    Likes Received:
    206
    Location:
    Europe 67.51°N
    Can others edit my Photos:
    Photos NOT OK to edit
    No, you can use the same settings ... as you do not set the aperture diameter directly, but you set the f-stop to 11. And the f-stop is the same for both situations.
     
  12. jwbryson1

    jwbryson1 TPF Noob!

    Joined:
    Apr 21, 2011
    Messages:
    4,280
    Likes Received:
    945
    Can others edit my Photos:
    Photos OK to edit


    I am probably completely wrong (I'm sure somebody will correct me very soon) but if he stands farther away, but zooms in on the same subject, isn't the reflective light going to be the same? In other words, isn't an object that fills the frame from 10' away at 25mm the same reflective light from 40' away at 75mm or 100' away at 170mm (numbers don't matter in my example--just making the point).

    Wouldn't the inverse square law only apply if, for example, he was operating with a prime lens and the distance from the front of the lens to the reflective light had physically changed when he moved from 10' away to 40' away?

    I guess another way of asking the same question would be "For metering purposes, is the "value" of the reflective light that falls on the the light sensor the same at different distances, provided that by zooming in on the subject, the same light fills the frame?"

    Or this: By zooming in on the subject from farther away, will the "front" of the lens act as if it was the same distance from the subject as when the photographer is physically closer to the light source by the zoom of the lens has been shortened?

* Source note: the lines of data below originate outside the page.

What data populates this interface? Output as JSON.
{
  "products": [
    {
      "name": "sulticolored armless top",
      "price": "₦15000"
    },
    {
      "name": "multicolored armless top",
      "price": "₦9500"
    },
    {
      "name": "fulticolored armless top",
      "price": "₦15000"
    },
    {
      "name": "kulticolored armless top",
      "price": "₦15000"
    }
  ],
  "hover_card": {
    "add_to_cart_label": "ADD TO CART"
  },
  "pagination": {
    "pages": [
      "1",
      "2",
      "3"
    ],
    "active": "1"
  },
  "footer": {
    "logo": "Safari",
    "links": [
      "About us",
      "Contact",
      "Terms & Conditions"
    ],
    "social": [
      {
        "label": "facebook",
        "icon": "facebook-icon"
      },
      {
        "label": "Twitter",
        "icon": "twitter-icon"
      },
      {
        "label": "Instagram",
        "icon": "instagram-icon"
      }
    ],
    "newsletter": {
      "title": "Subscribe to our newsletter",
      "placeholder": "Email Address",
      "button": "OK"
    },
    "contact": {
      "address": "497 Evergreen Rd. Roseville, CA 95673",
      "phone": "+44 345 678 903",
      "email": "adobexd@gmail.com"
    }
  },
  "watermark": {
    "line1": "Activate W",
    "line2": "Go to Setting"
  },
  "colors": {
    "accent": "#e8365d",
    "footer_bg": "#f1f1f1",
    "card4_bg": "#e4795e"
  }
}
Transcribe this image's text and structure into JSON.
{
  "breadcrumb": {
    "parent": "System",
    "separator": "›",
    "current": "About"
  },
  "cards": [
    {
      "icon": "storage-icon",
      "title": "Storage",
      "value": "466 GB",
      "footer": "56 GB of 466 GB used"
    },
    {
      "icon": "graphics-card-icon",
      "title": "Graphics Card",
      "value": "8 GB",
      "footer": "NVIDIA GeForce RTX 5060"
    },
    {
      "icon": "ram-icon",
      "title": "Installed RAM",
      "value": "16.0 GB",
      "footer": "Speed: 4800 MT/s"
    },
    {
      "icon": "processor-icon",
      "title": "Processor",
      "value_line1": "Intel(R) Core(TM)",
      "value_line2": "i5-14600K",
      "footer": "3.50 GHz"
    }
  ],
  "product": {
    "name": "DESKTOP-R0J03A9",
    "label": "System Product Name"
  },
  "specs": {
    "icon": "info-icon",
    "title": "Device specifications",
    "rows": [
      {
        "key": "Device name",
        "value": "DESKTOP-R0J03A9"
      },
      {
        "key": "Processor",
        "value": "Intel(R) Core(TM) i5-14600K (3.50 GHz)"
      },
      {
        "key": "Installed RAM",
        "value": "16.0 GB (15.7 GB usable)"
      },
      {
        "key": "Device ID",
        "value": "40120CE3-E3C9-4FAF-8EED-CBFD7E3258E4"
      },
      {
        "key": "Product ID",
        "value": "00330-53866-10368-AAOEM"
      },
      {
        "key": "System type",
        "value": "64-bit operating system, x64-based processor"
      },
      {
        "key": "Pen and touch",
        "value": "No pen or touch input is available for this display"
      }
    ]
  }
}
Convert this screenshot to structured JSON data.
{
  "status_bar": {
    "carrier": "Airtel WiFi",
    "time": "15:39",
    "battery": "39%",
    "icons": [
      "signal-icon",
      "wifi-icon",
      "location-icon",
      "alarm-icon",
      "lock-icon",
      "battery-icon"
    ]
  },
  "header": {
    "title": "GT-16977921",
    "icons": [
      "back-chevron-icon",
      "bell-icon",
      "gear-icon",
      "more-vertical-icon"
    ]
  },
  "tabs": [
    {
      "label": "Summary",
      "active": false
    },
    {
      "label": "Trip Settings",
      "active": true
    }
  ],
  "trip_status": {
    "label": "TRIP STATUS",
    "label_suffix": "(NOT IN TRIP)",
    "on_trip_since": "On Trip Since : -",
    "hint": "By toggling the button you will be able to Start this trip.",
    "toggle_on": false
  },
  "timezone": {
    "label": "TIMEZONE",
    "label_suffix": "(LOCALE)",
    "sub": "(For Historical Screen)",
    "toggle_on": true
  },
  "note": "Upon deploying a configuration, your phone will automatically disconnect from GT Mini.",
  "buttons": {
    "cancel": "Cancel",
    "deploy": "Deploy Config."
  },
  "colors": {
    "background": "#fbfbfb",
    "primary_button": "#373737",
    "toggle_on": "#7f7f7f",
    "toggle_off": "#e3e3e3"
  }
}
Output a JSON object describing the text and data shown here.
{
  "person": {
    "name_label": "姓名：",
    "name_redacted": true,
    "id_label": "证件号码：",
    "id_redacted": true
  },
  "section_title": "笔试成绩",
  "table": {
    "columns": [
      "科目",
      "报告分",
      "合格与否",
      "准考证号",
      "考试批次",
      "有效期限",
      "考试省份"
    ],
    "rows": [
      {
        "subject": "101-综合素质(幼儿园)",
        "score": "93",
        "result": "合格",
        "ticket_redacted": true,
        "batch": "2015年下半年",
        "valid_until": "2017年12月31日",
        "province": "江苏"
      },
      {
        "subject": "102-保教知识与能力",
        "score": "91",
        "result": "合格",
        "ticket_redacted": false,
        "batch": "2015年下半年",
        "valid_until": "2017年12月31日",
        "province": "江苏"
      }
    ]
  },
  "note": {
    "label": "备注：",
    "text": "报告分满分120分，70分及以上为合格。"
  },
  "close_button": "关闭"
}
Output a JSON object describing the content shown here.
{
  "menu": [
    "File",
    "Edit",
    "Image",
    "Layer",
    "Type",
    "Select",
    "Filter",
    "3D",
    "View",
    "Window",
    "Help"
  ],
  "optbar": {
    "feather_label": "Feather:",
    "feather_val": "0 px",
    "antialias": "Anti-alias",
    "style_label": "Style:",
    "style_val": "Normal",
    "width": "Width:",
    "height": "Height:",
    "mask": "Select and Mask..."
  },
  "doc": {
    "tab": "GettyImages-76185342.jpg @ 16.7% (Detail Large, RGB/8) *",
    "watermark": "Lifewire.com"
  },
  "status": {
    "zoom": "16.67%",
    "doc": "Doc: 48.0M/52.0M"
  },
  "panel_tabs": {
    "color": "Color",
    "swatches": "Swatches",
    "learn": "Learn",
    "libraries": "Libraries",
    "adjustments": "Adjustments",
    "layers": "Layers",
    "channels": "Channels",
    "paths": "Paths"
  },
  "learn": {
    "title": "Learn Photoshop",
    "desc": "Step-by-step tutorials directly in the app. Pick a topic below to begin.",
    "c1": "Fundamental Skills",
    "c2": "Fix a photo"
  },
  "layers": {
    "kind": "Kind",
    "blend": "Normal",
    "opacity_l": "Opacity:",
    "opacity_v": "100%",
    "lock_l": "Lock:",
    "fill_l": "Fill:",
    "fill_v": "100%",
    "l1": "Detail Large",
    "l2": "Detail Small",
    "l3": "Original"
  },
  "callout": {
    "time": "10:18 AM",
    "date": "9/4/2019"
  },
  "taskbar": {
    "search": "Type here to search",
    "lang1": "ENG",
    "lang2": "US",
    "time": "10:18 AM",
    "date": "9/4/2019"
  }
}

    If the distances are fairly close, I can see how this makes more sense. When they get further away, I can see how my hypothetical quickly falls apart.

    Comments?
     

Share This Page